Interface dataset entries:
----

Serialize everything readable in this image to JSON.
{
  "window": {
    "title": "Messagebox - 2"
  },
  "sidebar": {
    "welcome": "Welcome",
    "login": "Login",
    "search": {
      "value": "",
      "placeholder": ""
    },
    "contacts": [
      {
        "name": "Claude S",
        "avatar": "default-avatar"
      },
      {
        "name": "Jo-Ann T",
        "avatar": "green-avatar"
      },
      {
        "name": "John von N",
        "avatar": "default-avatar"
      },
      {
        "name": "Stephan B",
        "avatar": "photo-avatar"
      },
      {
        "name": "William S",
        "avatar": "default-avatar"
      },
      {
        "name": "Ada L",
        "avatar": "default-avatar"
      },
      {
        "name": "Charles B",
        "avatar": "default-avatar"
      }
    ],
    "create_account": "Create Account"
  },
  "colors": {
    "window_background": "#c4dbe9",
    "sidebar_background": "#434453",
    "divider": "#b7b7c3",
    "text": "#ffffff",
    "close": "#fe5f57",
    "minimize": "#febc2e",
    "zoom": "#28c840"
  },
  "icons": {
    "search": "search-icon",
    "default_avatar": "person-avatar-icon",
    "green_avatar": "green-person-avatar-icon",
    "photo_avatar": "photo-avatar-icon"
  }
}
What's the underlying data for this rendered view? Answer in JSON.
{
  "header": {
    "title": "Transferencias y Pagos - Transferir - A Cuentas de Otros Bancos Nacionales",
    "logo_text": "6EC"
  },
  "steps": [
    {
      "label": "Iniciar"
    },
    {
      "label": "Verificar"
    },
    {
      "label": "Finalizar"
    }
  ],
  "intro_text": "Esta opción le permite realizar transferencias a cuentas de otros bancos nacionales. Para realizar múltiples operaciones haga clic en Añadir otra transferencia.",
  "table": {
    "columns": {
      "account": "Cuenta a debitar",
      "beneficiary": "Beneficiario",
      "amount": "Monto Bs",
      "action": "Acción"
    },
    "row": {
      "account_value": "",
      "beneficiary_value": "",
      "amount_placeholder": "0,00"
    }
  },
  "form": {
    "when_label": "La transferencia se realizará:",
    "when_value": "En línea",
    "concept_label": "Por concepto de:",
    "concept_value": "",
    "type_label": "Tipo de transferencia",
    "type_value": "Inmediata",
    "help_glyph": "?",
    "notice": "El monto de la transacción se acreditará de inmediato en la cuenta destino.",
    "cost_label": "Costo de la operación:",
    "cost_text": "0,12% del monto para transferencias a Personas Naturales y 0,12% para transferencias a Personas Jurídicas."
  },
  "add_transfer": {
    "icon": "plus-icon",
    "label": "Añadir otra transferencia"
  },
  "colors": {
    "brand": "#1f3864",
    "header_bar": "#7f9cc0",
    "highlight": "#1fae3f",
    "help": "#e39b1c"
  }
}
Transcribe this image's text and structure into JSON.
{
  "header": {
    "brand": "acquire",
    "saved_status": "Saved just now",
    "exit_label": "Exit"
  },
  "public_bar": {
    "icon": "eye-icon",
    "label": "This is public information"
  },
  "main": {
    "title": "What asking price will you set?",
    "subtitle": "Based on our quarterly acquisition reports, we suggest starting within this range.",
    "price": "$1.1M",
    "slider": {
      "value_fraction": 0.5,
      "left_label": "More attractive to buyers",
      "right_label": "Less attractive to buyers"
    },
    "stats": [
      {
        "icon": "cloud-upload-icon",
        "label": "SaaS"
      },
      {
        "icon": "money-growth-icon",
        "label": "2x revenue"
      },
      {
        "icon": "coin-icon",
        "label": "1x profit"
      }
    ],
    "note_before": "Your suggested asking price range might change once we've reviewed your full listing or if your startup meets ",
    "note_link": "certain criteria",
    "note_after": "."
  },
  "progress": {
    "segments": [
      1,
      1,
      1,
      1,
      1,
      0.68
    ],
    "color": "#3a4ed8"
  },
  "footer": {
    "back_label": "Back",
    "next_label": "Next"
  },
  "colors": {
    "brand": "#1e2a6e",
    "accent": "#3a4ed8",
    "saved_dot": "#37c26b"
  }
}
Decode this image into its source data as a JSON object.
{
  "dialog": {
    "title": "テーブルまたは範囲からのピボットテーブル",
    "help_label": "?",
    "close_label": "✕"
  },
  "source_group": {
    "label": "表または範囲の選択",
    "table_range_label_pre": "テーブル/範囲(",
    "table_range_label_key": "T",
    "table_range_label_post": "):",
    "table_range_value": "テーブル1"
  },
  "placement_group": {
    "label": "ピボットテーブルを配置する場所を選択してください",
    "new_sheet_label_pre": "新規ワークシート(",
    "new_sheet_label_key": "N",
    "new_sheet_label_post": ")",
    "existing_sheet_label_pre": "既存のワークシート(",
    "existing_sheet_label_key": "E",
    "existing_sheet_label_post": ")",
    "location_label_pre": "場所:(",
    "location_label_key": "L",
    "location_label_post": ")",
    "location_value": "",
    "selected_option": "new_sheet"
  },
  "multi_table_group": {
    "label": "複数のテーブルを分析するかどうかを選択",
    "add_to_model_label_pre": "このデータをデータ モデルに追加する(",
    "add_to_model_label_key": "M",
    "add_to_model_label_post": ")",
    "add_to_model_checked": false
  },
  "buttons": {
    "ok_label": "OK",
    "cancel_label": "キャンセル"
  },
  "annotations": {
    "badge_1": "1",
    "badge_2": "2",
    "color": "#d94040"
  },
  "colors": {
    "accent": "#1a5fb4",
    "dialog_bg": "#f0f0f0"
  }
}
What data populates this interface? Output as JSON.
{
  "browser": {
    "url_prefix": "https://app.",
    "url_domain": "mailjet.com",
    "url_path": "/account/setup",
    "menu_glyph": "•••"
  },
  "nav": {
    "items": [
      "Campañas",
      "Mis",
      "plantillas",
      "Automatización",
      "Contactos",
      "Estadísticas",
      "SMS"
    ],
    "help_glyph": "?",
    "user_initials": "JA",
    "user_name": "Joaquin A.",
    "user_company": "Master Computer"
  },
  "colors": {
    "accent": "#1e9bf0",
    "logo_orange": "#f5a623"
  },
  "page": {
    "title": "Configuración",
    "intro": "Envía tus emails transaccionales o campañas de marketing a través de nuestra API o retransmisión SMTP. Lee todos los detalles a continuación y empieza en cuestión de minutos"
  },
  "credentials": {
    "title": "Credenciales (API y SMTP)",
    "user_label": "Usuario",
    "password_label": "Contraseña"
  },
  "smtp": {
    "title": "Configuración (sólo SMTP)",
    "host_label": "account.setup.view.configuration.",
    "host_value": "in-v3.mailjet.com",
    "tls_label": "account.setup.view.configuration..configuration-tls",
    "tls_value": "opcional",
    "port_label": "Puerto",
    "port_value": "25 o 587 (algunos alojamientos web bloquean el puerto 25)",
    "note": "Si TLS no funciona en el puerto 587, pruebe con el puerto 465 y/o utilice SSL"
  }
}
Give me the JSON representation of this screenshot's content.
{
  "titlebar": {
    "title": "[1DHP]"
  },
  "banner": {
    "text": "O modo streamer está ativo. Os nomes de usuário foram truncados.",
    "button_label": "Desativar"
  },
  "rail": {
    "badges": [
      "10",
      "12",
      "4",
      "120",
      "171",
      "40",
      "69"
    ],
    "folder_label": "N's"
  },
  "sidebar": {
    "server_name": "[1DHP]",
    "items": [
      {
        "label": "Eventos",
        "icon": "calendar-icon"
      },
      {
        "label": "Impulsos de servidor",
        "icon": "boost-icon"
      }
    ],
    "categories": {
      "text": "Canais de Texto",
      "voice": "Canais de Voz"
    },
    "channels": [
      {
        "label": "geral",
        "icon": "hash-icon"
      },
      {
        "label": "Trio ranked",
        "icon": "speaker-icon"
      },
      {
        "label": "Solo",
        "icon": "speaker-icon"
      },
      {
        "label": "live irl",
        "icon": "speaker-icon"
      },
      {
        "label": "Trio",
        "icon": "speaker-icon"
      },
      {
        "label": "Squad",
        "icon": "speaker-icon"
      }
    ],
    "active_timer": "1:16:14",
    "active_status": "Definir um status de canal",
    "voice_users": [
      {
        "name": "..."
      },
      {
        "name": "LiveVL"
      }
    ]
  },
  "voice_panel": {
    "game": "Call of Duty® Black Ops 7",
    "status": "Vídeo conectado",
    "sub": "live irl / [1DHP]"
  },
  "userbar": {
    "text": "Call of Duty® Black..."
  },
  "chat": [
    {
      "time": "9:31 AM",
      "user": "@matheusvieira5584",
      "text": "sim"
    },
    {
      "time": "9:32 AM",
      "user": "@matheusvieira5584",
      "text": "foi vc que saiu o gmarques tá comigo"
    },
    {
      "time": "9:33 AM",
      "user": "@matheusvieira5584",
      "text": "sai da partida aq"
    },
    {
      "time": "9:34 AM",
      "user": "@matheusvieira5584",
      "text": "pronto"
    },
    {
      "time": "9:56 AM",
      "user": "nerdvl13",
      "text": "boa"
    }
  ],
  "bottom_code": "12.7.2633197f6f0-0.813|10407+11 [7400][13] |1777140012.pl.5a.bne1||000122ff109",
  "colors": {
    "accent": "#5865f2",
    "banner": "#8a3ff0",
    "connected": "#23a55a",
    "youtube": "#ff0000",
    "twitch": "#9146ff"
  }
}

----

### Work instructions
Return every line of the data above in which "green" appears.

### Answer below
        "avatar": "green-avatar"
    "green_avatar": "green-person-avatar-icon",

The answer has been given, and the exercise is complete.